This web page shows only a small excerpt of our Ibotessoomb research. Another 183 words (13 lines of text) covering the years 1379, 1392, 1397, 1399, 1596, 1695, 1759, 1800, 1825, 1680, 1680, 1695, 1699, 1700, 1703 and 1706 are included under the topic Early Ibotessoomb History in all our PDF Extended History products and printed products wherever possible.
Ibotessoomb Spelling Variations
Spelling variations in names were a common occurrence before English spelling was standardized a few hundred years ago. In the Middle Ages, even the literate spelled their names differently as the English language incorporated elements of French, Latin, and other European languages. Many variations of the name Ibotessoomb have been found, including Ibbetson, Ibbotson, Ibbitson, Ibetson, Ibotson, Ibitson, Ibbet, Ibbot, Ibbit, Ibiot, Ibboteson, Ibotessone, Ibbison and many more.
Early Notables of the Ibotessoomb family (pre 1700)
Distinguished members of the family include Benjamin Ibbot (1680-125), English divine, son of Thomas Ibbot, vicar of Swaffham and rector of Beachamwell, Norfolk, was born at Beachamwell in 1680. He was admitted at Clare Hall, Cambridge, 25 July 1695. Having graduated B.A. in 1699, he migrated to Corpus Christi College in 1700...
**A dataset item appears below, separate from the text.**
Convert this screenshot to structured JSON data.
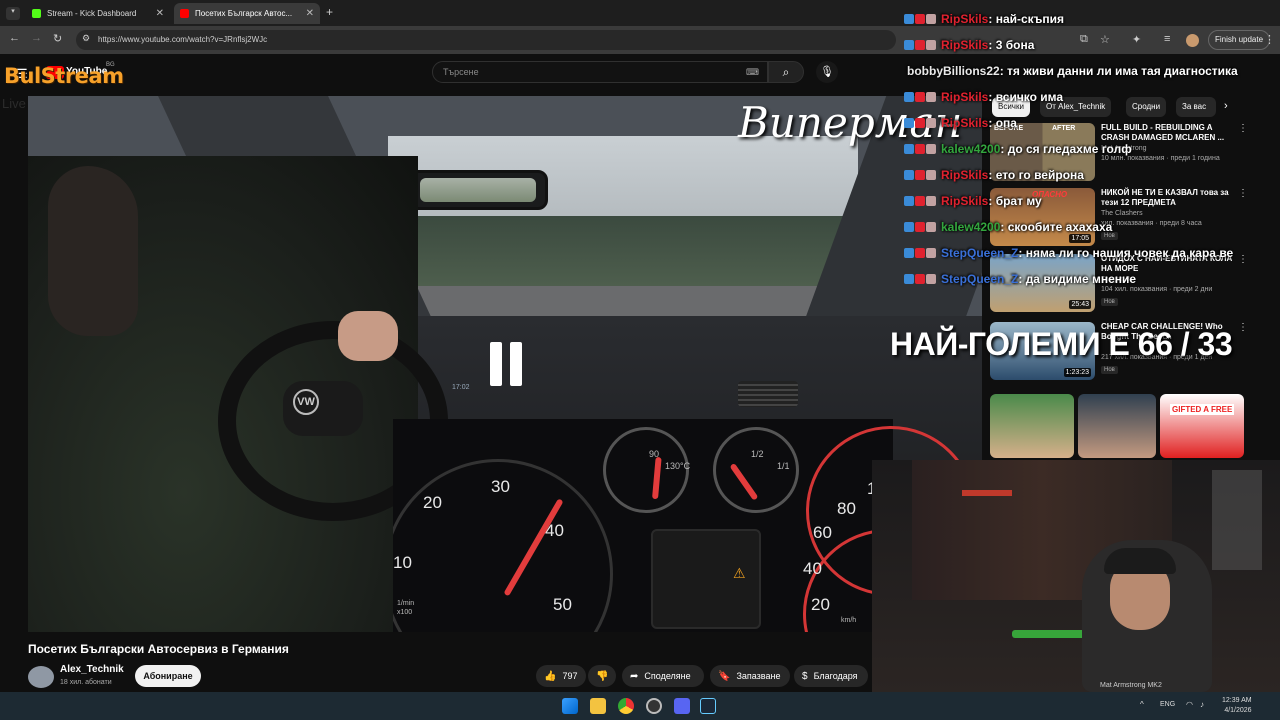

Another 51 words (4 lines of text) are included under the topic Early Ibotessoomb Notables in all our PDF Extended History products and printed products wherever possible.
Migration of the Ibotessoomb family
Families began migrating abroad in enormous numbers because of the political and religious discontent in England. Often faced with persecution and starvation in England, the possibilities of the New World attracted many English people. Although the ocean trips took many lives, those who did get to North America were instrumental in building the necessary groundwork for what would become for new powerful nations. Among the first immigrants of the name Ibotessoomb, or a variant listed above to cross the Atlantic and come to North America were : Persival, Elizabeth and Anne Ibotson, who sailed to Virginia in 1623. Arthur William Ibbotson sailed to Philadelphia in 1852; Harvey Ibbotson to Philadelphia in 1854.
The motto was originally a war cry or slogan. Mottoes first began to be shown with arms in the 14th and 15th centuries, but were not in general use until the 17th century. Thus the oldest coats of arms generally do not include a motto. Mottoes seldom form part of the grant of arms: Under most heraldic authorities, a motto is an optional component of the coat of arms, and can be added to or changed at will; many families have chosen not to display a motto.
Motto: Vixi liber et moriar
Motto Translation: I have lived a freeman and will die one.
- Bardsley, C.W, A Dictionary of English and Welsh Surnames: With Special American Instances. Wiltshire: Heraldry Today, 1901. Print. (ISBN 0-900455-44-6)
- Lewis, Samuel, A Topographical Dictionary of England. Institute of Historical Research, 1848, Print.
- Reaney, P.H and R.M. Wilson, A Dictionary of English Surnames. London: Routledge, 1991. Print. (ISBN 0-415-05737-X)